Collected data entries:
* * * * *

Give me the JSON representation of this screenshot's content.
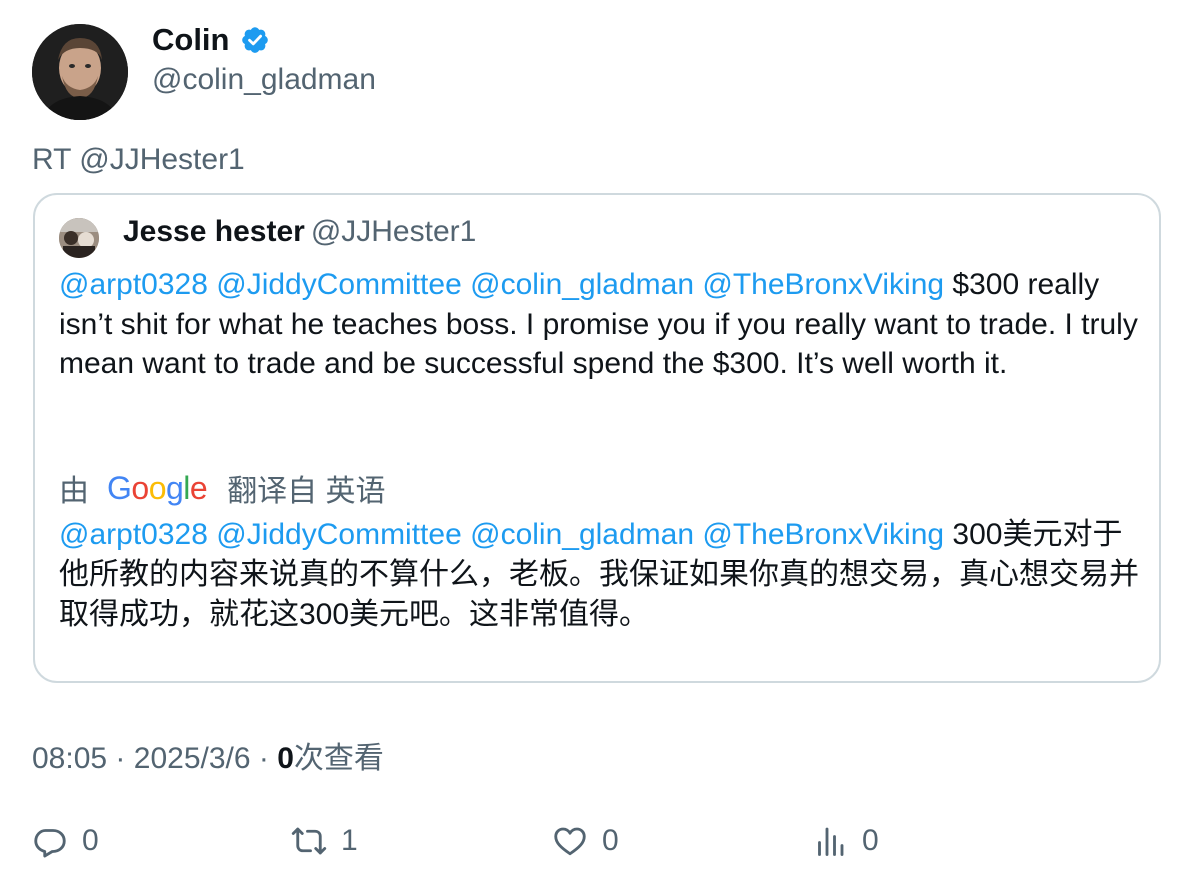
{
  "author": {
    "name": "Colin",
    "handle": "@colin_gladman",
    "verified": true
  },
  "retweet_label": "RT @JJHester1",
  "quote": {
    "name": "Jesse hester",
    "handle": "@JJHester1",
    "mentions": [
      "@arpt0328",
      "@JiddyCommittee",
      "@colin_gladman",
      "@TheBronxViking"
    ],
    "text": "$300 really isn’t shit for what he teaches boss. I promise you if you really want to trade. I truly mean want to trade and be successful spend the $300. It’s well worth it.",
    "translate_prefix": "由",
    "translate_provider": "Google",
    "translate_suffix": "翻译自 英语",
    "translated_text": "300美元对于他所教的内容来说真的不算什么，老板。我保证如果你真的想交易，真心想交易并取得成功，就花这300美元吧。这非常值得。"
  },
  "meta": {
    "time": "08:05",
    "separator": "·",
    "date": "2025/3/6",
    "views_count": "0",
    "views_label": "次查看"
  },
  "actions": {
    "reply_count": "0",
    "retweet_count": "1",
    "like_count": "0",
    "views_count": "0"
  },
  "colors": {
    "mention": "#1d9bf0",
    "verified": "#1d9bf0",
    "secondary_text": "#536471",
    "border": "#cfd9de"
  }
}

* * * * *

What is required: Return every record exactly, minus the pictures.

Answer:
Give me the JSON representation of this screenshot's content.
{
  "author": {
    "name": "Colin",
    "handle": "@colin_gladman",
    "verified": true
  },
  "retweet_label": "RT @JJHester1",
  "quote": {
    "name": "Jesse hester",
    "handle": "@JJHester1",
    "mentions": [
      "@arpt0328",
      "@JiddyCommittee",
      "@colin_gladman",
      "@TheBronxViking"
    ],
    "text": "$300 really isn’t shit for what he teaches boss. I promise you if you really want to trade. I truly mean want to trade and be successful spend the $300. It’s well worth it.",
    "translate_prefix": "由",
    "translate_provider": "Google",
    "translate_suffix": "翻译自 英语",
    "translated_text": "300美元对于他所教的内容来说真的不算什么，老板。我保证如果你真的想交易，真心想交易并取得成功，就花这300美元吧。这非常值得。"
  },
  "meta": {
    "time": "08:05",
    "separator": "·",
    "date": "2025/3/6",
    "views_count": "0",
    "views_label": "次查看"
  },
  "actions": {
    "reply_count": "0",
    "retweet_count": "1",
    "like_count": "0",
    "views_count": "0"
  },
  "colors": {
    "mention": "#1d9bf0",
    "verified": "#1d9bf0",
    "secondary_text": "#536471",
    "border": "#cfd9de"
  }
}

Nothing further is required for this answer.